These "everyday donors" will generally give $10, $15, or $20 to an organization -- a small amount that's nonetheless more powerful than you might think. As Wendy Smith, author of Give A Little: How Your Small Donations Can Transform the World is quoted, "Small checks coming through the mail are the bread and butter for most organizations."
While the everyday donor may be the current focus in the philanthropy world, the Fool has always embraced this idea through its annual Foolanthropy campaign.

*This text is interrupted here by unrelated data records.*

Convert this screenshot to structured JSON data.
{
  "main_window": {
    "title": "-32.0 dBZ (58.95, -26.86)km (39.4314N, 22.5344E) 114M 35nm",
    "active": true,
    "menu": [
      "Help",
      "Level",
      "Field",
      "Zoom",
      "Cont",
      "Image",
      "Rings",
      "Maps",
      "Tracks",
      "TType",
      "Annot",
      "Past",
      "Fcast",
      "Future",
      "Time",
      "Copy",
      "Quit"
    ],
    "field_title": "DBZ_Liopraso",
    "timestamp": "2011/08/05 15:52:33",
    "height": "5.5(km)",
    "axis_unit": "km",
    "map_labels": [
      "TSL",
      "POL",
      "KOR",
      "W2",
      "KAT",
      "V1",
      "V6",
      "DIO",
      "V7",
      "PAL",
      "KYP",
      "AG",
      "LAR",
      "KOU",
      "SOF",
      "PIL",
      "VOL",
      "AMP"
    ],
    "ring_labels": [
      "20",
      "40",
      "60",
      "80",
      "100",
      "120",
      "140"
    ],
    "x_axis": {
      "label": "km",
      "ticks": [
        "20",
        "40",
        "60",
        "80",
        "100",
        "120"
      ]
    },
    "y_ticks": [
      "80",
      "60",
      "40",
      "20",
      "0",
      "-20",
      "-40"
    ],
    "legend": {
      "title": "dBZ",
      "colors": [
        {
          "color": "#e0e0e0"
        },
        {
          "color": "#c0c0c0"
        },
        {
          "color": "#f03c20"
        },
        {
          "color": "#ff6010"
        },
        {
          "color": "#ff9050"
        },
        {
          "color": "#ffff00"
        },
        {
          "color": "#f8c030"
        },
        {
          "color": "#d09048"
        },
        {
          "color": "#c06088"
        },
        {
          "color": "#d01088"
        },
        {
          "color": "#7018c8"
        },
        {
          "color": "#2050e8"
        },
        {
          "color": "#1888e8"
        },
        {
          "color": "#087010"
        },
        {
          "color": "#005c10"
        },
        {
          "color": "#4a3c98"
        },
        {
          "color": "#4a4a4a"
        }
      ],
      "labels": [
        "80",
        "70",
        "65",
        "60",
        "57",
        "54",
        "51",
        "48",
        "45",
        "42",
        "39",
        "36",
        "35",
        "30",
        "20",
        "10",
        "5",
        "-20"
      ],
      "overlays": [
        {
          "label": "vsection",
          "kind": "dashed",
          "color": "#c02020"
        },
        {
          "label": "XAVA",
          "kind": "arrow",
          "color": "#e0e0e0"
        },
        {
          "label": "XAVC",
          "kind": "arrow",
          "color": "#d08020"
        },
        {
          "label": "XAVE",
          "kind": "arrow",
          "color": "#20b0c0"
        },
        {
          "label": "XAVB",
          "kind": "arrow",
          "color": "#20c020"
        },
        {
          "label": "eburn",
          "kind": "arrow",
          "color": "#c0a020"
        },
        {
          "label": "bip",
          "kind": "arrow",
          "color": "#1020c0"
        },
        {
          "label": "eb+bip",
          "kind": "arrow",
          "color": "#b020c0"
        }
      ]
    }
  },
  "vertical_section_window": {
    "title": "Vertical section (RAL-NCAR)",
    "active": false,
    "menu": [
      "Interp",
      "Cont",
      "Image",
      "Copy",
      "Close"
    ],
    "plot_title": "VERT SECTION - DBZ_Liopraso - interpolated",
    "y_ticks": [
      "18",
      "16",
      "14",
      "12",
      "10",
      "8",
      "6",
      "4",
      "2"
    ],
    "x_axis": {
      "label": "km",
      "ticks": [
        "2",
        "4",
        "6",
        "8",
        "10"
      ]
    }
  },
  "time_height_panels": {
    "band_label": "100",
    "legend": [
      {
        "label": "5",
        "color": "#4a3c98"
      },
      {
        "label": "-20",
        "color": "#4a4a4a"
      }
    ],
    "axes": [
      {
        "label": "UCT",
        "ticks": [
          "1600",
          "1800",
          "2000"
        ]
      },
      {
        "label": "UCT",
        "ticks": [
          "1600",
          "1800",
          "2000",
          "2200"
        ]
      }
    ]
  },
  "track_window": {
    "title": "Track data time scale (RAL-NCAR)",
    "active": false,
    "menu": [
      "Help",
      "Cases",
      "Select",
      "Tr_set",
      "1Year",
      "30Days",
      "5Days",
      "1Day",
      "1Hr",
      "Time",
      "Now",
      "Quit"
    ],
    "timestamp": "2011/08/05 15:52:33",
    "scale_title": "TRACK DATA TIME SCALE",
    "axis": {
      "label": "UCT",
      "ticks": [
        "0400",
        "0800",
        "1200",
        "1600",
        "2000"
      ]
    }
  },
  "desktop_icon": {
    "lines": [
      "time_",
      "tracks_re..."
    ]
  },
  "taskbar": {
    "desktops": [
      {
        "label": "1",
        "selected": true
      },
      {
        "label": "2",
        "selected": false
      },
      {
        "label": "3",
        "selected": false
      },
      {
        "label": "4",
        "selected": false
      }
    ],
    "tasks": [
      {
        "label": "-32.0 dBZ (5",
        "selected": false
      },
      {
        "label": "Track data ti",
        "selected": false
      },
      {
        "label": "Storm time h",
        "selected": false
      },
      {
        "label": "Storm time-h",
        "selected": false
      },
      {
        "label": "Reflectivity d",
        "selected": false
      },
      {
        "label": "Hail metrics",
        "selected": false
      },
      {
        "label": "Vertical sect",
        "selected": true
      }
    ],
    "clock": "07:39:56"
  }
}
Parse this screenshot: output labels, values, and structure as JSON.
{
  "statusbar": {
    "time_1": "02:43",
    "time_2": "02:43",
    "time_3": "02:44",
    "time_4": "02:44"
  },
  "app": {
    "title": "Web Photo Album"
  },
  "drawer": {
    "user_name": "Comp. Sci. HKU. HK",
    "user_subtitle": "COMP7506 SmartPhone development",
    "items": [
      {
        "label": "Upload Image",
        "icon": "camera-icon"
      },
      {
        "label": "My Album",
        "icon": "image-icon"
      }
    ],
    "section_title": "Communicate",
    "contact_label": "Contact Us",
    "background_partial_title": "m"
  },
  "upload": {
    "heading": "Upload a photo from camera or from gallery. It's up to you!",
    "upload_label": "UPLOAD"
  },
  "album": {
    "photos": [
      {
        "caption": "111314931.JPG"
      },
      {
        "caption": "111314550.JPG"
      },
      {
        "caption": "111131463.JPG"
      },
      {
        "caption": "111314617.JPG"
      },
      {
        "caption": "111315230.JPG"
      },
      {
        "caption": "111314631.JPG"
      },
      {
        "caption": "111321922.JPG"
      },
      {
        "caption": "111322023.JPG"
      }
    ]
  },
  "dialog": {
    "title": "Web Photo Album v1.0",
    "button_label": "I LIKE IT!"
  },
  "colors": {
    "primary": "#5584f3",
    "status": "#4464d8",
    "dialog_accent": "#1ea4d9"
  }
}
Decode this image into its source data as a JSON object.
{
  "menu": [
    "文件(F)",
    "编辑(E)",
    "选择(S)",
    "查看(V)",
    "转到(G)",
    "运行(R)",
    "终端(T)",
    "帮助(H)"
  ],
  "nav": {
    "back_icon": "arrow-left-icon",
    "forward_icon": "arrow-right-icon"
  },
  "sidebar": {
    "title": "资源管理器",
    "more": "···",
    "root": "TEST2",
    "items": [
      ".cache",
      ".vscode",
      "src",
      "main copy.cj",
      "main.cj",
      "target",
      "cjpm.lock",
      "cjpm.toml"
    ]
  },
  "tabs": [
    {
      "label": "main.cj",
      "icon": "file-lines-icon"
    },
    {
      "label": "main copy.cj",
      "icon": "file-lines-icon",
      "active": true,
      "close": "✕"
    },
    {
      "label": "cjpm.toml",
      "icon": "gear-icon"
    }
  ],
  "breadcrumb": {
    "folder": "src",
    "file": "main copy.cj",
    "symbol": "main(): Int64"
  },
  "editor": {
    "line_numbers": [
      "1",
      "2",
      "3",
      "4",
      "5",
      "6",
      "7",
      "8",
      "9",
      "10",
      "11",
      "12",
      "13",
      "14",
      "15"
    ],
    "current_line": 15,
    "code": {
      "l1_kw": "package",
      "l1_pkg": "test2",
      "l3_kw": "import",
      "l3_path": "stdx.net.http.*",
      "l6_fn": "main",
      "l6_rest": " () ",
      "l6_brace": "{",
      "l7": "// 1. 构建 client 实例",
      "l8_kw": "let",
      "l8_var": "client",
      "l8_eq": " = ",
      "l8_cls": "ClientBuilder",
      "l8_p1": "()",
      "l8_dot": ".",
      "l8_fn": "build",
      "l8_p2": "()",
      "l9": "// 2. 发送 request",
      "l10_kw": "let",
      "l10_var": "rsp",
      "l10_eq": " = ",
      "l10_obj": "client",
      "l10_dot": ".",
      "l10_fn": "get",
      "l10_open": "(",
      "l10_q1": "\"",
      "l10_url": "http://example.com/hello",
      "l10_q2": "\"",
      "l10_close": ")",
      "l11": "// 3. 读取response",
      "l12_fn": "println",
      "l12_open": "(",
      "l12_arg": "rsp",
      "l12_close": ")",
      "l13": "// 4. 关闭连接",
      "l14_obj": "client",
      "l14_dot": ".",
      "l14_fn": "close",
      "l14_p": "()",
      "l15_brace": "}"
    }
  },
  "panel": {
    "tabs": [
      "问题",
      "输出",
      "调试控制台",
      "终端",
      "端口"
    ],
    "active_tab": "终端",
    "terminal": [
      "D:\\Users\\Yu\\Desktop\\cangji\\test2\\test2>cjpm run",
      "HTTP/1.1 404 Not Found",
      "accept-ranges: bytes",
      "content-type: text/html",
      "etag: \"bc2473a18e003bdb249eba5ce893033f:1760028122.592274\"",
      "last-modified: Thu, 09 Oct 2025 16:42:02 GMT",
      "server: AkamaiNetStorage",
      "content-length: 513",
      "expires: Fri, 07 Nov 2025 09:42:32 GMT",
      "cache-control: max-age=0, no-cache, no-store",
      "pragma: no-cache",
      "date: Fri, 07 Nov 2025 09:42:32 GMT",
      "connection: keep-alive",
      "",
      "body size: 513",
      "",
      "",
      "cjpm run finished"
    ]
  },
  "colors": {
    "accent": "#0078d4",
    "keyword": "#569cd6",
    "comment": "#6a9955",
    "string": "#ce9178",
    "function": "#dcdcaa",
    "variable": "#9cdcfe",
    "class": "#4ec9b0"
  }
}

Large corporations with generous philanthropic arms, like Bank of America (NYSE: BAC ) , Wal-Mart Stores (NYSE: WMT ) , ExxonMobil (NYSE: XOM ) , Johnson & Johnson (NYSE: JNJ ) , and Pfizer (NYSE: PFE ) , are certainly admirable, but the Fool to continues to rally individual donors through community-driven grassroots campaigns.
In the past 12 years, our Foolish community has helped Foolanthropy raise more than $3 million for a wide range of worthy causes. In 2007, we narrowed our focus to financial literacy. This year, we're focusing on volunteerism by "adopting" a local D.C. public charter school and pledging $0.10 to the school for every article comment, CAPS blog post or comment, and discussion board post our users make for the duration of the campaign. In addition, Fool employees will volunteer throughout the year and teach financial literacy workshops to students and parents. (If you're interested, you can learn more about the school or make a direct donation here.)
The campaign has caught on considerably in our CAPS community, generating a record number of comments on one single blog post. In that post, our co-founder Tom Gardner challenged the community to provide money or investing advice for a young person.
In the spirit of Tom Gardner's challenge, we're posing that same question to you: What's the one piece of money and/or investing advice you'd give to a child or teenager?
We'll aggregate these responses and pass them along to the students of Thurgood Marshall Academy, our "adopted" D.C. public charter school. The person who provides the best answer to our financial-literacy themed question in fewer than 250 words will win a one-year digital subscription to Rule Your Retirement (a $149 retail value).
The contest will end at 8:00 p.m. ET on Dec. 17. You can view full contest rules here. And remember, for every comment below, another $0.10 will go toward our adopted school.
Share your wisdom, help donate to a worthy cause with your comment, and enter to win a free year of great retirement advice!